* [EXERCISE DETAILS] Which of the lines below mention the word "Google"? Pull each one out.

-- RECORDS TO USE follows --

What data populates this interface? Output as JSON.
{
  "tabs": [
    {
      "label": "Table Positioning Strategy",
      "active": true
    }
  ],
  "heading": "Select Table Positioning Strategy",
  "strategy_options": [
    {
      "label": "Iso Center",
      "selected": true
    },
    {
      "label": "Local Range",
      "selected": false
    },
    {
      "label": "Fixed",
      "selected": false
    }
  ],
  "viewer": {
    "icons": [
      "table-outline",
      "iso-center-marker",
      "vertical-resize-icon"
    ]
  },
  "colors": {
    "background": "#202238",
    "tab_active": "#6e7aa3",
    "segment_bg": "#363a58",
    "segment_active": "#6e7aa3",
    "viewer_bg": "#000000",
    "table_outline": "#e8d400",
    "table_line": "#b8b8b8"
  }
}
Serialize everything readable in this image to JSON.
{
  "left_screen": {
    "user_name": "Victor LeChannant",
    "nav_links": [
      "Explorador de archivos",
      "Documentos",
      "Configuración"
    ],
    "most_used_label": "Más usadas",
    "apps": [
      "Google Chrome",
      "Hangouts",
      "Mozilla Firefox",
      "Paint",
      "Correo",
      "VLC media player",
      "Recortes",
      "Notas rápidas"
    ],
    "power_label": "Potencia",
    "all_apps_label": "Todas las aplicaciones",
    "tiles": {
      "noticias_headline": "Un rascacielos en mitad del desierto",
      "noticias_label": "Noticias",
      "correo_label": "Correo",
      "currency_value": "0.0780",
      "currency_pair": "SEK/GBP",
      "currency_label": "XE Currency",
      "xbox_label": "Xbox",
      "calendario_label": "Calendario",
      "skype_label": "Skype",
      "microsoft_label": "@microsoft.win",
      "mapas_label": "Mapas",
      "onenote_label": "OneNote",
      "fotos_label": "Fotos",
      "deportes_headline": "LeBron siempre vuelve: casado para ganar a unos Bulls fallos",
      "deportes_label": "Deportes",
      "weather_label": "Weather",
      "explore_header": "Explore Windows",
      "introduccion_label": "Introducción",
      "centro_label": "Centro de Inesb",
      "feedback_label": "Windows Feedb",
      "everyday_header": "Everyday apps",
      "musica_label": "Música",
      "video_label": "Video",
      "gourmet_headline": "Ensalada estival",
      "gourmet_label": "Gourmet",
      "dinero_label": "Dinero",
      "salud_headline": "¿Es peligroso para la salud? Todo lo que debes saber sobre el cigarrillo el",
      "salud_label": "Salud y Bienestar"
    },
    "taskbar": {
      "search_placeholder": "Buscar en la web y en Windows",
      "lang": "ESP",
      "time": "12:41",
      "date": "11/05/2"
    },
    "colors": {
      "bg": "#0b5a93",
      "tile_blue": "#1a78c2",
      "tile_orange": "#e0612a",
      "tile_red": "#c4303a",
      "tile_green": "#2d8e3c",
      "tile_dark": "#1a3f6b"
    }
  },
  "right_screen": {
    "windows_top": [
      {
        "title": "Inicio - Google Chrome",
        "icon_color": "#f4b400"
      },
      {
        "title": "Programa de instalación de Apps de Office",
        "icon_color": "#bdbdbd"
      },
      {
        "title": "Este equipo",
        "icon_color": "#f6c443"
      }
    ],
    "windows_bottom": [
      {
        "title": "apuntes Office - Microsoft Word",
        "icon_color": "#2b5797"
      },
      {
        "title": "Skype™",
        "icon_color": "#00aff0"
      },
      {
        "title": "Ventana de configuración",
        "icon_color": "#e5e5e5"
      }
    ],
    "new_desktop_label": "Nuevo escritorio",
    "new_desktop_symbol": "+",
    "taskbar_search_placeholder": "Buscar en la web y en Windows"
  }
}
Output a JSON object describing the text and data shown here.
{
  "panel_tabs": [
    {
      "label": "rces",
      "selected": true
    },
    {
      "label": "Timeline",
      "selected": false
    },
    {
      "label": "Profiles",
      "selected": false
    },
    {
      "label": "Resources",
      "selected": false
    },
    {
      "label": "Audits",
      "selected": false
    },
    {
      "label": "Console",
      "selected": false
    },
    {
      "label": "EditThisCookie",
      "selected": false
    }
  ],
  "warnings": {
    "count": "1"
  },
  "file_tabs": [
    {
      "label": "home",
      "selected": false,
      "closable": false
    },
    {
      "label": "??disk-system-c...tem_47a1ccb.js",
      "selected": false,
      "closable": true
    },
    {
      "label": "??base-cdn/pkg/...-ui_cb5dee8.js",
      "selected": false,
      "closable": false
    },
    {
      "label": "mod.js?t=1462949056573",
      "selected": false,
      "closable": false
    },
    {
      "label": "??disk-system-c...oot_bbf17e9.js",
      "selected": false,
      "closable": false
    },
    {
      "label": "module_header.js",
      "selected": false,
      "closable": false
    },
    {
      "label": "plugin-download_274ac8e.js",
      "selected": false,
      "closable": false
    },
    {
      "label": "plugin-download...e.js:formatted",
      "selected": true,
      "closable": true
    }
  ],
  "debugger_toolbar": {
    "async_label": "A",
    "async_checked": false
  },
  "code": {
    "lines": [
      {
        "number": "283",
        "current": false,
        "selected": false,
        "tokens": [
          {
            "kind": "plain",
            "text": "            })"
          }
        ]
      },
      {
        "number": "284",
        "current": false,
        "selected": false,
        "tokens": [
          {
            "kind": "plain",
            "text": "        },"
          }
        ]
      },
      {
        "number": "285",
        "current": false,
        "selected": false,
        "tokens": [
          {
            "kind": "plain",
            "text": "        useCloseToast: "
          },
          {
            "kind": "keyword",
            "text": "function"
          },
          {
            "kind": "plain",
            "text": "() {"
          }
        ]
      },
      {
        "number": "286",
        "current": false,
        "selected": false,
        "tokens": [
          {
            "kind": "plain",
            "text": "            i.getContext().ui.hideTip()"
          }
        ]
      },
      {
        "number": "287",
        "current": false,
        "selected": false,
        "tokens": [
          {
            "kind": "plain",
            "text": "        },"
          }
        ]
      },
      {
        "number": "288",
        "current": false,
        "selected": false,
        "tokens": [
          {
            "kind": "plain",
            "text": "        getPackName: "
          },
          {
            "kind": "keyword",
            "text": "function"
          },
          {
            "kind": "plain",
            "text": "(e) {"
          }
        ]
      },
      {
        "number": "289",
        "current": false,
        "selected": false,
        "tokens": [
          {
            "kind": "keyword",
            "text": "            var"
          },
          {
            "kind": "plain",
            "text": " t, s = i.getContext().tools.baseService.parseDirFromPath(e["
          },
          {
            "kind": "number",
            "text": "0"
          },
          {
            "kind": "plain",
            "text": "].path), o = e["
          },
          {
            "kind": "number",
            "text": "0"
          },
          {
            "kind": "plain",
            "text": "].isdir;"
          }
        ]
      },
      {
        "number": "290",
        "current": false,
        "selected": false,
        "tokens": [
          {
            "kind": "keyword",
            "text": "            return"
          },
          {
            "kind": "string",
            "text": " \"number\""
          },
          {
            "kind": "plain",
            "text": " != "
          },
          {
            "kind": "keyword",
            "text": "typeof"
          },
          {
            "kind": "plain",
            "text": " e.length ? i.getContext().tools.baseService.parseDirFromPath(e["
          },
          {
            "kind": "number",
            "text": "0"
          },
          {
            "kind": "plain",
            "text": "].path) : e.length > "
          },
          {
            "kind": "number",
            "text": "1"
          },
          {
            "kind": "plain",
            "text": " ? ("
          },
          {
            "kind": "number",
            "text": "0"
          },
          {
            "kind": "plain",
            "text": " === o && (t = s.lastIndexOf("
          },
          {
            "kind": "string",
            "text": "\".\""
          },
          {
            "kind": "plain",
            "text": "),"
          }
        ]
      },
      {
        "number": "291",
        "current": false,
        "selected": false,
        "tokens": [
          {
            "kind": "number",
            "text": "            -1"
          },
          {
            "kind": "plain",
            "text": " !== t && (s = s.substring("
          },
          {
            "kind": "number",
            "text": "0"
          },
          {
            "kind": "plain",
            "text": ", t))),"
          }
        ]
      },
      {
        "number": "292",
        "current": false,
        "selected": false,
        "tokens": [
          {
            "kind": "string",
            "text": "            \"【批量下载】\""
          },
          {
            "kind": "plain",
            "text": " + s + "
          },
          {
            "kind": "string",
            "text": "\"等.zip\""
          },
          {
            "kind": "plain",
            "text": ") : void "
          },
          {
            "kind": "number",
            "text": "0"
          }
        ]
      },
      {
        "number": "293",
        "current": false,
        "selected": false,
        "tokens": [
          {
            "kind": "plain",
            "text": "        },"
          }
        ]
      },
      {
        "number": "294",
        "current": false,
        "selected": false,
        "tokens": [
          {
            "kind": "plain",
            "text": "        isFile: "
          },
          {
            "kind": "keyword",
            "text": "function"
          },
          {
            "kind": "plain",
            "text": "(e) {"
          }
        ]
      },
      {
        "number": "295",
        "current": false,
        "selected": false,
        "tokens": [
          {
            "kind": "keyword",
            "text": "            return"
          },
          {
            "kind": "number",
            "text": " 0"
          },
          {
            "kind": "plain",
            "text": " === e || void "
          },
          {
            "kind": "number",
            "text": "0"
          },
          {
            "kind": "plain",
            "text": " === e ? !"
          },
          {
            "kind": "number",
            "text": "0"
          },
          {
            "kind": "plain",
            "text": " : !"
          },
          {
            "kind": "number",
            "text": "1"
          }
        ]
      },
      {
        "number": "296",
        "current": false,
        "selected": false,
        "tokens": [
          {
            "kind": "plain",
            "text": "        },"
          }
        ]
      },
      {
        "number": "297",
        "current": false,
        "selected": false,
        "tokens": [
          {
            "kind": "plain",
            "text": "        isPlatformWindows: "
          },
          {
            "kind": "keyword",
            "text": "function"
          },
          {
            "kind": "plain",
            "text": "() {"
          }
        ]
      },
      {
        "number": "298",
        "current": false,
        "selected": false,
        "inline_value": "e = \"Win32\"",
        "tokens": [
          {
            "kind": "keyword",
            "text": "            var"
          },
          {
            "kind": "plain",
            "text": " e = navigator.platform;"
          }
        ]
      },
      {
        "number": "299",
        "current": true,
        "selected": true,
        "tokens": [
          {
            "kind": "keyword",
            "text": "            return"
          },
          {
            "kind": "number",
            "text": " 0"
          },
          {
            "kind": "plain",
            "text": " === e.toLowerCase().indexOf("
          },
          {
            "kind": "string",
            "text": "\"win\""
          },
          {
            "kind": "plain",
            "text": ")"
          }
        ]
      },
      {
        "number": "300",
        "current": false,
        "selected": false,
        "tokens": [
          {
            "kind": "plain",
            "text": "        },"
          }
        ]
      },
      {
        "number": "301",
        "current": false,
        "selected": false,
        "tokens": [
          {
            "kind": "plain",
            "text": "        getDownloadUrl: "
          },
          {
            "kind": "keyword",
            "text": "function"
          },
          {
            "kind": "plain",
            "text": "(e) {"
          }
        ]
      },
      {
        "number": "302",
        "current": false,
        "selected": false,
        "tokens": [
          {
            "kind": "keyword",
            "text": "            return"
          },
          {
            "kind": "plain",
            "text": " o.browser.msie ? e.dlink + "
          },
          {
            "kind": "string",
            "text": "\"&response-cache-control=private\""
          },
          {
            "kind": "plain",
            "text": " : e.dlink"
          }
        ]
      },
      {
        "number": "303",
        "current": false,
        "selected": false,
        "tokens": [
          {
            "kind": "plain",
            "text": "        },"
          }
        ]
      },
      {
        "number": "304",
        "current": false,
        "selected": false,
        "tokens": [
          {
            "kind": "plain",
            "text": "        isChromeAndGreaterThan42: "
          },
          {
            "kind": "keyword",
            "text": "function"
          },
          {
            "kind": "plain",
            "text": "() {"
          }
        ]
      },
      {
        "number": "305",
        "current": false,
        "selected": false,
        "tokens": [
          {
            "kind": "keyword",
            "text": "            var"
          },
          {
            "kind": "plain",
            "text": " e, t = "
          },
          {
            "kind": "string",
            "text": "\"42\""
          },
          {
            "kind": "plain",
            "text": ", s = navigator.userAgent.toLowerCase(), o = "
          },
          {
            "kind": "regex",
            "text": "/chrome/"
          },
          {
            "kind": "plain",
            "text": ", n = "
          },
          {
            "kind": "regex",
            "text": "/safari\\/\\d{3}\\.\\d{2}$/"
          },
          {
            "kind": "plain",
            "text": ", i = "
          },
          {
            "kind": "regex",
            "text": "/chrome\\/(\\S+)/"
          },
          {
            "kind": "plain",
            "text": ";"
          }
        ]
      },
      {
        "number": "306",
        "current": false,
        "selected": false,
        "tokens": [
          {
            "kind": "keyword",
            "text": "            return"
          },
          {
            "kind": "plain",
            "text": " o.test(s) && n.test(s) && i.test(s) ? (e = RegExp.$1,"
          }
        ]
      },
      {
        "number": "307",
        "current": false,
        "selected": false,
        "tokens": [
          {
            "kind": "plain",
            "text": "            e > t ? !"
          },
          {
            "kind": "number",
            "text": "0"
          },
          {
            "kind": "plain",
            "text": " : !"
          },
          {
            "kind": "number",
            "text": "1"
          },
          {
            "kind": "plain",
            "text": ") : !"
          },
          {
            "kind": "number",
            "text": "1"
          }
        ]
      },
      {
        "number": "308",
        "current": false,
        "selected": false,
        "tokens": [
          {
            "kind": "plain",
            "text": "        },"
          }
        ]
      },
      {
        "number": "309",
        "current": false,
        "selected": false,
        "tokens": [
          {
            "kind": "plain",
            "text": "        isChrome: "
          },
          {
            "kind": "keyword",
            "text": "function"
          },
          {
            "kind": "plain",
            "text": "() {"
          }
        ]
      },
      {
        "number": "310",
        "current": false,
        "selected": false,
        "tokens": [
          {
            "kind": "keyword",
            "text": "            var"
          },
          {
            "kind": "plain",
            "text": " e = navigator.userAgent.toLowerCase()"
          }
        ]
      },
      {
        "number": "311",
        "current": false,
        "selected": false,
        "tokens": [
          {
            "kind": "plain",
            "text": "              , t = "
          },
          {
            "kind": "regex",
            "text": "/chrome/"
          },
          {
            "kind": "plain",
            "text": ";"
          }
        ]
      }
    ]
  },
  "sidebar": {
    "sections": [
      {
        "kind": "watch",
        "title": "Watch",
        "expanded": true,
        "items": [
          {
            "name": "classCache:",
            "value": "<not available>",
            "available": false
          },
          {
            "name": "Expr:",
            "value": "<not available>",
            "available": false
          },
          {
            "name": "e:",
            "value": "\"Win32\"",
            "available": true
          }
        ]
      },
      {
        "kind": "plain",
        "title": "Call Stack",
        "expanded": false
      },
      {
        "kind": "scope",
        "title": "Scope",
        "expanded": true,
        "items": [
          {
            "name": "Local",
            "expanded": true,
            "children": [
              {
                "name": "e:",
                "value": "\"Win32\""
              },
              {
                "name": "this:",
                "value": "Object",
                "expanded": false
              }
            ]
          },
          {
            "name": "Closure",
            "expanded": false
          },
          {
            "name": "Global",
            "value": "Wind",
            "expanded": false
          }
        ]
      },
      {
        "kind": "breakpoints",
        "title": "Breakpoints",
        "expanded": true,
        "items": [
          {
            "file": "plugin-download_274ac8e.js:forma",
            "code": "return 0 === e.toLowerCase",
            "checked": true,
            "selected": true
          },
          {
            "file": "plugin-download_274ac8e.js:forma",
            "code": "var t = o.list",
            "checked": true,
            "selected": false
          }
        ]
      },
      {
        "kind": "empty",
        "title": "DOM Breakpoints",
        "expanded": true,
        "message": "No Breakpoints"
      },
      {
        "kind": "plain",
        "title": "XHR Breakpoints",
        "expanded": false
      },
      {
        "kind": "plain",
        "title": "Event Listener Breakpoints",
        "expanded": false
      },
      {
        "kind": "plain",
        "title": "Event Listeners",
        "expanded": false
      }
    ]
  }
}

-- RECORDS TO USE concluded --

* [TASK RESULT]
      "Google Chrome",
        "title": "Inicio - Google Chrome",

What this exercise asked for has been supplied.